**What you will do**.
Return all lines of the records that contain the word "SÉNÉGALAIS".

**Records for processing**.
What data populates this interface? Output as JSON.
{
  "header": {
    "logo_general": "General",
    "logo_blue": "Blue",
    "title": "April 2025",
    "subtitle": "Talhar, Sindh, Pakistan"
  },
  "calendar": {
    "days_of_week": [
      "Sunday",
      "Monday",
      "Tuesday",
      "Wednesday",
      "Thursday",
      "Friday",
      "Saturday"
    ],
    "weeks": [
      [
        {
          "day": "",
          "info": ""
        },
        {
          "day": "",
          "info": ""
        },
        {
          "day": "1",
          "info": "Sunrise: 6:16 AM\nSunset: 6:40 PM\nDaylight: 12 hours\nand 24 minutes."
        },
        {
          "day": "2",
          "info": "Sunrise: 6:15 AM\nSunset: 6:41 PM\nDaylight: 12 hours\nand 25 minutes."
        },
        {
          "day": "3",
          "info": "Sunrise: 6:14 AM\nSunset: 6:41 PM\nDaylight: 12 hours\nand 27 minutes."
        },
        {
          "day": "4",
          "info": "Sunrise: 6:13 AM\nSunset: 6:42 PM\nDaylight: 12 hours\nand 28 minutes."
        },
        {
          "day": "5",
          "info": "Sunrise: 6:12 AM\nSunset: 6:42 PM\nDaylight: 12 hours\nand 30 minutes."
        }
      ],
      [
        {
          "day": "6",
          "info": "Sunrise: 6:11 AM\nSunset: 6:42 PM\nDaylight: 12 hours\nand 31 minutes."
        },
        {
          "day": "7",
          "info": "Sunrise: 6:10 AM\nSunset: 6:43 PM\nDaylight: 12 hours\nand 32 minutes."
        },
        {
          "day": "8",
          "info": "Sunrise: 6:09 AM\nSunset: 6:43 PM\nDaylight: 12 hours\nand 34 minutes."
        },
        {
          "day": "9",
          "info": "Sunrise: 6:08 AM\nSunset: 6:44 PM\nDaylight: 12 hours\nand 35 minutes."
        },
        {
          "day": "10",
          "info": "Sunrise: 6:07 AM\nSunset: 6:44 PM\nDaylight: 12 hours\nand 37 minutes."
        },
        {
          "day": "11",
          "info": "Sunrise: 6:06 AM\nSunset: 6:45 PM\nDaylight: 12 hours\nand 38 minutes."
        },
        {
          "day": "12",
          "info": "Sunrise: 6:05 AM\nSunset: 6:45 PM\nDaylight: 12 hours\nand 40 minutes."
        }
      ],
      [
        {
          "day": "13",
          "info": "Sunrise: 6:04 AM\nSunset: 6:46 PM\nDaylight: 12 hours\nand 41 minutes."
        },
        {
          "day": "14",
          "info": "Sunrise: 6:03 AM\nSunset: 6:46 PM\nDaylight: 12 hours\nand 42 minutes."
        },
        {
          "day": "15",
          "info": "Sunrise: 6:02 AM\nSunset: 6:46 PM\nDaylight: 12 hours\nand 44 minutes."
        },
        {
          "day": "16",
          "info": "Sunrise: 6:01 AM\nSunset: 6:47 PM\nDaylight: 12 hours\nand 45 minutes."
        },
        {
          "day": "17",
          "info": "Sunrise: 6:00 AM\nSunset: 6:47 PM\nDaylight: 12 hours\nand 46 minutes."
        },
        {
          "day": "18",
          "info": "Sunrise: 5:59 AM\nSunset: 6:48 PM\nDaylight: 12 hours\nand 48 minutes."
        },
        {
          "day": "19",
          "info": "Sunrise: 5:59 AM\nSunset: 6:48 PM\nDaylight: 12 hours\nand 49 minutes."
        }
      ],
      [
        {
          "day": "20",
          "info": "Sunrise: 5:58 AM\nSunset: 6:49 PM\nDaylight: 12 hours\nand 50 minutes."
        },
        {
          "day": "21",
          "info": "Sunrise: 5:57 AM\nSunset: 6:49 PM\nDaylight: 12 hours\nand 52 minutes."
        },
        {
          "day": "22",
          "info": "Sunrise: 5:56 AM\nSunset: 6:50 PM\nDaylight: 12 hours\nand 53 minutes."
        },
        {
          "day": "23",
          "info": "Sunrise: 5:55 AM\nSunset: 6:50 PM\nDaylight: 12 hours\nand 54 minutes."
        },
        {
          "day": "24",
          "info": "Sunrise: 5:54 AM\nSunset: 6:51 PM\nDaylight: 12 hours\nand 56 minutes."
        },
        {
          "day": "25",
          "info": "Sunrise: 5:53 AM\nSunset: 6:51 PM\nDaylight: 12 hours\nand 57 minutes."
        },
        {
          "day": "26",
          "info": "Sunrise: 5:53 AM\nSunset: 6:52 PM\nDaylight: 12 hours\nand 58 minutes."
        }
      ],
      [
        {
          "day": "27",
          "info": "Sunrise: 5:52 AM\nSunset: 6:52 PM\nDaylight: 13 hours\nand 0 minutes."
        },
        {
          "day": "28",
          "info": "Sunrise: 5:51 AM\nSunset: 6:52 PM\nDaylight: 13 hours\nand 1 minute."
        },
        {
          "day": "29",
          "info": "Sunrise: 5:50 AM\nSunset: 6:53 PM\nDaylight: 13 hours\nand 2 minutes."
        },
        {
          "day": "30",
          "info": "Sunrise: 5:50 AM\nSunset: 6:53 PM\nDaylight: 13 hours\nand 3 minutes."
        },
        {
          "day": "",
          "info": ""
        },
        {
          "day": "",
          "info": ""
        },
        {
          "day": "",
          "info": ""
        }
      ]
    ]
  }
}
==
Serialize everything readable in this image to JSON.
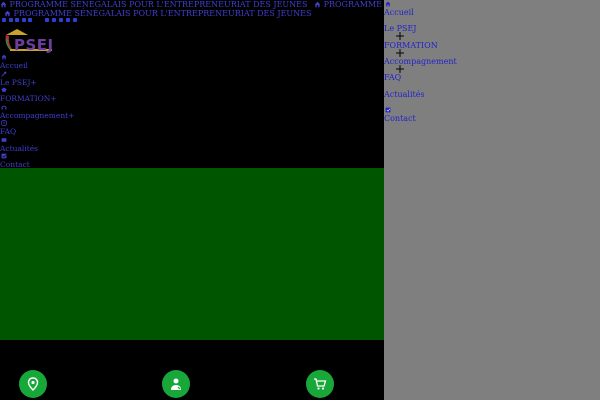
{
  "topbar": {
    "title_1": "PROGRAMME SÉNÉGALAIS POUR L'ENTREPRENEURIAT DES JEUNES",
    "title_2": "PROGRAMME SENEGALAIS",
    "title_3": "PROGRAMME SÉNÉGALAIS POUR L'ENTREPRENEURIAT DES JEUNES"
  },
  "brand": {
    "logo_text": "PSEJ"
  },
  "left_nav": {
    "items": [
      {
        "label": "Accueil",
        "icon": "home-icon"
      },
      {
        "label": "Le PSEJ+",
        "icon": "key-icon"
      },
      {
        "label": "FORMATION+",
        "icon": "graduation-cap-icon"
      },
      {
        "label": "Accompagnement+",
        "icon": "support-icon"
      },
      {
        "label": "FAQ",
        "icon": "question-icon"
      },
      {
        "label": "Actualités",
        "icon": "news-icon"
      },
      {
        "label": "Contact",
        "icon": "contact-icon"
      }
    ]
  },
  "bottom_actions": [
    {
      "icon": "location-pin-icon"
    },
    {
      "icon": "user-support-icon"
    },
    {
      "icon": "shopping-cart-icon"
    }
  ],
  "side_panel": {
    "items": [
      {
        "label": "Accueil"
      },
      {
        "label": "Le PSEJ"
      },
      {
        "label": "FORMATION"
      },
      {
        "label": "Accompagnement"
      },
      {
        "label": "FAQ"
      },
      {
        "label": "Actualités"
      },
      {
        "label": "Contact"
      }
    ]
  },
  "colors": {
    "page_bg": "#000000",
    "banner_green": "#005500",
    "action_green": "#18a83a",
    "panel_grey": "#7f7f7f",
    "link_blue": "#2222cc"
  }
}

**Written reply**.
    "title_1": "PROGRAMME SÉNÉGALAIS POUR L'ENTREPRENEURIAT DES JEUNES",
    "title_3": "PROGRAMME SÉNÉGALAIS POUR L'ENTREPRENEURIAT DES JEUNES"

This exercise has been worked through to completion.